This course provides you with an introduction to database architecture and relational databases. The introduction covers the basic concepts of database design and management, focusing on the steps that a database designer should follow when creating a database for use with an application, addressing the basic tasks encountered by a database administrator, and identifying and discussing some of the aspects of ongoing database management.
In Week One, you are introduced to a variety of different database architecture types, from data that is stored in flat files and XML, to legacy database architecture such as network and hierarchical structures. You also learn about the widely used relational database architecture and other less-used types including object-oriented and multidimensional architecture. With each architecture, you learn more about how the data is stored and how it is managed. The week concludes by focusing on the specific aspects of the relational database architecture.
This week in relationship to the course and the program
This first week prepares you for the remaining weeks of the course and introduces what a database is and the different kinds of databases available. This understanding helps you to see databases in the context in which they are used in the industry.
Hints for a reading strategy of the assigned materials

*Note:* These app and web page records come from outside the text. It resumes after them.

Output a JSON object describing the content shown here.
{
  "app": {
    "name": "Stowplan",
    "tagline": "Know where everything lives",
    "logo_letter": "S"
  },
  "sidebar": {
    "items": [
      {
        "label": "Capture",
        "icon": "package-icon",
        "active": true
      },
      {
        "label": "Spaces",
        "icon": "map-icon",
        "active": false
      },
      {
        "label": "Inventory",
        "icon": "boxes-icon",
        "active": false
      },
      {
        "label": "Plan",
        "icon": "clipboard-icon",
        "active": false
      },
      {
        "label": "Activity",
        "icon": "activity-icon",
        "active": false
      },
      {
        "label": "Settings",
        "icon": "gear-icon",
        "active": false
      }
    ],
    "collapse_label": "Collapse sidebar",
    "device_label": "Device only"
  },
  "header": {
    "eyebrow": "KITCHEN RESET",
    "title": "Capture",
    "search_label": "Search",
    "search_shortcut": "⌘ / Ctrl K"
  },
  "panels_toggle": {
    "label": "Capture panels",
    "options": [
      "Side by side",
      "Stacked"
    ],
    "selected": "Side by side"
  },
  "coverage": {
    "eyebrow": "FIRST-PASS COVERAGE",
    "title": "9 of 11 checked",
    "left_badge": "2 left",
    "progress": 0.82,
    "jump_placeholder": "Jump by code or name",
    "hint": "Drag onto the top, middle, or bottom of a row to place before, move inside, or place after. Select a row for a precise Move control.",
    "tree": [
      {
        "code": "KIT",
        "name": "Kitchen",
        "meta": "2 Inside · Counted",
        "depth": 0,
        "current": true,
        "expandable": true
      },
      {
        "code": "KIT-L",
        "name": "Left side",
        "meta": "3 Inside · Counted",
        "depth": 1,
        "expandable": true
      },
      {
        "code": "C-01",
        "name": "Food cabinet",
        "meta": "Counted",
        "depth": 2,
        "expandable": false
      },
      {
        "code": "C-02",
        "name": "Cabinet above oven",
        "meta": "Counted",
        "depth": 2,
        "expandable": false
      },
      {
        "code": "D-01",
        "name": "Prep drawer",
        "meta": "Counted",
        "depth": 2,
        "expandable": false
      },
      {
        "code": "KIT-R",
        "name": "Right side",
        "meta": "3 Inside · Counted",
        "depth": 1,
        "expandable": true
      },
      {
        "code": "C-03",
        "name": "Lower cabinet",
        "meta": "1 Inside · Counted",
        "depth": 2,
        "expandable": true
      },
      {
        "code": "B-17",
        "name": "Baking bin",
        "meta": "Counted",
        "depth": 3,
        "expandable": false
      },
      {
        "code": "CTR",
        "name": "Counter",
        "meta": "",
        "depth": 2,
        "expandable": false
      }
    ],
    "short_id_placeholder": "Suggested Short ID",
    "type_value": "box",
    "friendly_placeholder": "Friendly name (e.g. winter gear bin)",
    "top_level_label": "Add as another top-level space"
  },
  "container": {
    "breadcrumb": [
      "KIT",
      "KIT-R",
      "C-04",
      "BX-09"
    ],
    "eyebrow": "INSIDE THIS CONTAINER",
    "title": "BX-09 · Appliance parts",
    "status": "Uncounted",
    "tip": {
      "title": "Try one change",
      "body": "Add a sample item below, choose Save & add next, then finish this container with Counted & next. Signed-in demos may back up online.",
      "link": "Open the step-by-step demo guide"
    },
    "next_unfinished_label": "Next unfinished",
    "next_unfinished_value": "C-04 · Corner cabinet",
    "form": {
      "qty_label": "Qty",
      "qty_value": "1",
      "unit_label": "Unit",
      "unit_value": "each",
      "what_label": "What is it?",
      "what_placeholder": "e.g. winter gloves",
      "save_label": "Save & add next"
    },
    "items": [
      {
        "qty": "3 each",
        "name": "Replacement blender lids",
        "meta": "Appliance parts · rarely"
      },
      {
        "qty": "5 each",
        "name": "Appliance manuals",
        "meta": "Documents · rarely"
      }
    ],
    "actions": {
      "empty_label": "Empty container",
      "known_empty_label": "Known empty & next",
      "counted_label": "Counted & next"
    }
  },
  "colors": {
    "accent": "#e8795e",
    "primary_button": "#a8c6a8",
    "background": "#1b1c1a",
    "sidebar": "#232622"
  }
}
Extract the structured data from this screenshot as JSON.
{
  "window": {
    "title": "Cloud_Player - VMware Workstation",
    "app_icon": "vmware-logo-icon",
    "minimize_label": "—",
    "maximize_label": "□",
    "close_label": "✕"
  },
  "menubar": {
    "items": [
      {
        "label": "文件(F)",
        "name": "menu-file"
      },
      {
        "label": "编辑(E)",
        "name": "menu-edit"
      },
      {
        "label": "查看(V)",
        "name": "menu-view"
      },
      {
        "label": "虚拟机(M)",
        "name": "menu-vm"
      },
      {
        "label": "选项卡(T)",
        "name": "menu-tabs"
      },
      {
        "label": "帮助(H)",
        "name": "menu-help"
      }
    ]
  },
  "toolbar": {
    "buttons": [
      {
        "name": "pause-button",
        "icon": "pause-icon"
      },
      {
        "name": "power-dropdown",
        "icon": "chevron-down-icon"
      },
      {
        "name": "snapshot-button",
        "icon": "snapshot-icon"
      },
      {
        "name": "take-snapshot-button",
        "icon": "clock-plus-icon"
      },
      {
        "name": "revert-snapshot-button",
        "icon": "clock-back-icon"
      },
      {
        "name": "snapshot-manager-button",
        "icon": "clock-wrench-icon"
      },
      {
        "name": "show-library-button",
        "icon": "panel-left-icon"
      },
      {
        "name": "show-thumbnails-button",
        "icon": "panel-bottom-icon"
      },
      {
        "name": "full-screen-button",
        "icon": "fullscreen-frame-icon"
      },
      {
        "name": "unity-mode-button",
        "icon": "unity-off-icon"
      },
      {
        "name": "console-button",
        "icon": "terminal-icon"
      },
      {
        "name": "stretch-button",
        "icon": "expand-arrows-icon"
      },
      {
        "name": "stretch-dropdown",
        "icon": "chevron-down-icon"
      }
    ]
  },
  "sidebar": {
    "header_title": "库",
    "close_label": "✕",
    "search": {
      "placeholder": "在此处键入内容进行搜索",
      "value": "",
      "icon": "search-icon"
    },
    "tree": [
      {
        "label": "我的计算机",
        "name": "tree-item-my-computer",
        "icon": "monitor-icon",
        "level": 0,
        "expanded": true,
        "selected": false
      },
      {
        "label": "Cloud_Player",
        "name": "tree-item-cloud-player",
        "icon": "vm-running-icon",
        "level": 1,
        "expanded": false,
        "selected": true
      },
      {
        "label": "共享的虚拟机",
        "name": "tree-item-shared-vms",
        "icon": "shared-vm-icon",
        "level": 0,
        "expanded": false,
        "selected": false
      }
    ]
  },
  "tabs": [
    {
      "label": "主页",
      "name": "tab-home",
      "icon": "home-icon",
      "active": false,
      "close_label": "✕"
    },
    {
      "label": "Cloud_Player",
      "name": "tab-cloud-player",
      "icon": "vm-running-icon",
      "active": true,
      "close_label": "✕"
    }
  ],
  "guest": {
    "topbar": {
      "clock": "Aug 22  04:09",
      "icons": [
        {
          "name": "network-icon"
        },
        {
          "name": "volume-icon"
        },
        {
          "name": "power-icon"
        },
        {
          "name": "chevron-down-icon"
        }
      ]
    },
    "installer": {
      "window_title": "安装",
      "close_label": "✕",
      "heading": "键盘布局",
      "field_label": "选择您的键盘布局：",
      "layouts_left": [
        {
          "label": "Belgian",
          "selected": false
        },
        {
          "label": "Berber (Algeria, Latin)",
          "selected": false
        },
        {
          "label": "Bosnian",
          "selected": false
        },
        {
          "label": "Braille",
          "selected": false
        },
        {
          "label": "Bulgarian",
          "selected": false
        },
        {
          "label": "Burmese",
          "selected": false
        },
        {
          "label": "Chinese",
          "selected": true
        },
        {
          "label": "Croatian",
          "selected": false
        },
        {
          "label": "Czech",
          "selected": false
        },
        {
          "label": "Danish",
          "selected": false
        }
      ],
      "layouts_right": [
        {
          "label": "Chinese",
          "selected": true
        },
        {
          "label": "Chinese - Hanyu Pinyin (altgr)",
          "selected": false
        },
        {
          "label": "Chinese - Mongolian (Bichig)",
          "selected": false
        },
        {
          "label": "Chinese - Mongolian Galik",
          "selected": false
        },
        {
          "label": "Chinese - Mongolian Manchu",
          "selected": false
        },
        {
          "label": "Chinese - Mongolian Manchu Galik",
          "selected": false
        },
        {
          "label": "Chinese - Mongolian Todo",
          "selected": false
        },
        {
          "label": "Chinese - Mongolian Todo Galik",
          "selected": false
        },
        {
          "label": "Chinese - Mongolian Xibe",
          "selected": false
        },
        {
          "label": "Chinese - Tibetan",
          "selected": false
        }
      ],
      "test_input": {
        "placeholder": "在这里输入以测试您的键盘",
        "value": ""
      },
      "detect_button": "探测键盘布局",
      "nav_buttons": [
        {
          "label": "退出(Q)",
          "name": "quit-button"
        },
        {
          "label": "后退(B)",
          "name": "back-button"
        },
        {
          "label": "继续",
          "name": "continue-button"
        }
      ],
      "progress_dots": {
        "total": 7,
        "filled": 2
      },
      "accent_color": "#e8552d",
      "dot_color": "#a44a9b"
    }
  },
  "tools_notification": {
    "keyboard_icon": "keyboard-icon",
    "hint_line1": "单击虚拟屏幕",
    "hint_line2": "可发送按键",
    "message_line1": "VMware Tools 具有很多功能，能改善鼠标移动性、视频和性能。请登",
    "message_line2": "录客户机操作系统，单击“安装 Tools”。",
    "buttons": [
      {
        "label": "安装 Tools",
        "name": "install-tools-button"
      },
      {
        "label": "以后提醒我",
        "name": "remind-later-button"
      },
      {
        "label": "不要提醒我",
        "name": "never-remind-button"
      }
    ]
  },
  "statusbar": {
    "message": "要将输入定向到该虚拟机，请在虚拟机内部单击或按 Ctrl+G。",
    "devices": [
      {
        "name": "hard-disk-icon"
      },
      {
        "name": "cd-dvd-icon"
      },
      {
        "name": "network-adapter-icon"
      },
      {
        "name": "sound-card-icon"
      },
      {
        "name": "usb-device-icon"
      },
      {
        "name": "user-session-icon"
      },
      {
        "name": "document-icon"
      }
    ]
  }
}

It is important for you to recognize the available database architecture. Some of these are not databases at all, in the formal sense. As you read this week’s readings, consider how data is stored and managed in your own organization or in one with which you are familiar. Further, consider the effectiveness of the different databases discussed in the readings. Consider how well data can be managed using the architecture. What are the advantages and disadvantages to data management for the architecture? Finally, when confronted with...